Since the Great recession began to take its toll back in 2007, the financial landscape for business owners, households and consumers has changed considerably. This has had an impact on multiple sectors, particularly those associated with lending and the generation of income. The thriving thrift market provides a prominent example of the latter, as it has exploded in the UK during the last two years and provides citizens with a unique opportunity to make money through the sale of unwanted items.
Embracing the Thrift Market: How to Save and Make Money
With this in mind, how can the thrift market and its numerous outlets enable you to both save and make money?
Consider the following: –
- Identify Items of Value
You cannot thrive in the thrift market without first identifying items of value, as even second hand items need to have appeal if they are to command a viable resale price. This requires both a creative eye and keen attention to detail, as you appraise the items in your possession and those that may have been discarded by others. These hidden treasures can lurk in every nook and crevice, from your loft space to your garage and even a residential skip. By training your eye and adopting a proactive approach to sourcing goods, you can make the most of the items that you come across on a daily basis.
- Sell Your Items Through Viable Outlets

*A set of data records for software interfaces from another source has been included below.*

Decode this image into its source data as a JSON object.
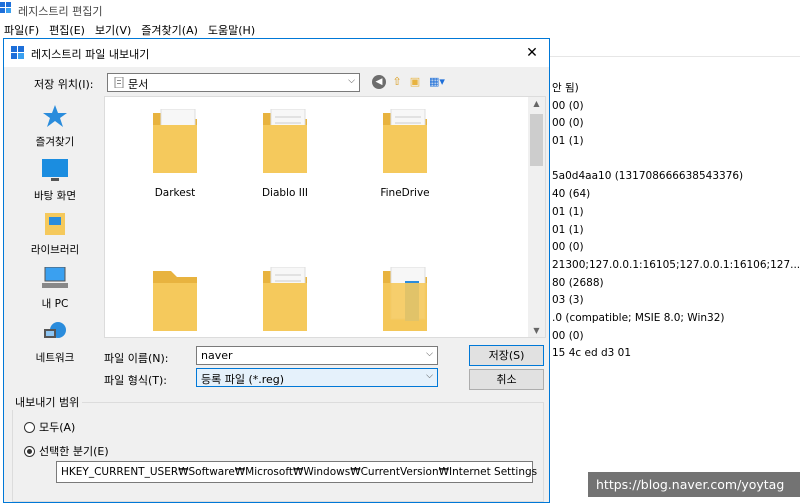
{
  "background_window": {
    "title": "레지스트리 편집기",
    "menu": [
      "파일(F)",
      "편집(E)",
      "보기(V)",
      "즐겨찾기(A)",
      "도움말(H)"
    ],
    "values": [
      "안 됨)",
      "00 (0)",
      "00 (0)",
      "01 (1)",
      "",
      "5a0d4aa10 (131708666638543376)",
      "40 (64)",
      "01 (1)",
      "01 (1)",
      "00 (0)",
      "21300;127.0.0.1:16105;127.0.0.1:16106;127....",
      "80 (2688)",
      "03 (3)",
      ".0 (compatible; MSIE 8.0; Win32)",
      "00 (0)",
      "15 4c ed d3 01"
    ]
  },
  "dialog": {
    "title": "레지스트리 파일 내보내기",
    "close_glyph": "✕",
    "look_in_label": "저장 위치(I):",
    "look_in_value": "문서",
    "places": [
      {
        "label": "즐겨찾기",
        "icon": "star-icon"
      },
      {
        "label": "바탕 화면",
        "icon": "desktop-icon"
      },
      {
        "label": "라이브러리",
        "icon": "library-icon"
      },
      {
        "label": "내 PC",
        "icon": "computer-icon"
      },
      {
        "label": "네트워크",
        "icon": "network-icon"
      }
    ],
    "files": [
      {
        "name": "Darkest"
      },
      {
        "name": "Diablo III"
      },
      {
        "name": "FineDrive"
      },
      {
        "name": ""
      },
      {
        "name": ""
      },
      {
        "name": ""
      }
    ],
    "file_name_label": "파일 이름(N):",
    "file_name_value": "naver",
    "file_type_label": "파일 형식(T):",
    "file_type_value": "등록 파일 (*.reg)",
    "save_button": "저장(S)",
    "cancel_button": "취소",
    "export_range_label": "내보내기 범위",
    "radio_all": "모두(A)",
    "radio_selected": "선택한 분기(E)",
    "selected_branch": "HKEY_CURRENT_USER₩Software₩Microsoft₩Windows₩CurrentVersion₩Internet Settings"
  },
  "watermark": "https://blog.naver.com/yoytag",
  "colors": {
    "accent": "#0078d7",
    "folder": "#f5c95c",
    "folder_dark": "#e8b33f"
  }
}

While car boot sales and flea markets may represent the most renowned outlets for thrift market activity, they are by no means the only avenues for selling unwanted items. In fact, they can be unsuitable for shifting higher ticker items, simply because the consumer base that you are targeting is likely to be aggressively seeking bargains. In this instance, you may be better served by selling your second-hand items through a high quality and reputable outlet such as H & T Pawnbrokers.
- Consider Translating Your Thrift Market Activity into a Business Model
As you continue to immerse yourself in the thrift market and its unique surroundings, your philosophy regarding the sale and procurement of items will change considerably. This means that not only will you sell unwanted items for a profit, but there is also a chance that you will begin to buy products that appeal to you. This could easily be translated into a business model over time, as you look to purchase items of interest for a reduced cost and sell them on to an interested buyer for a profit.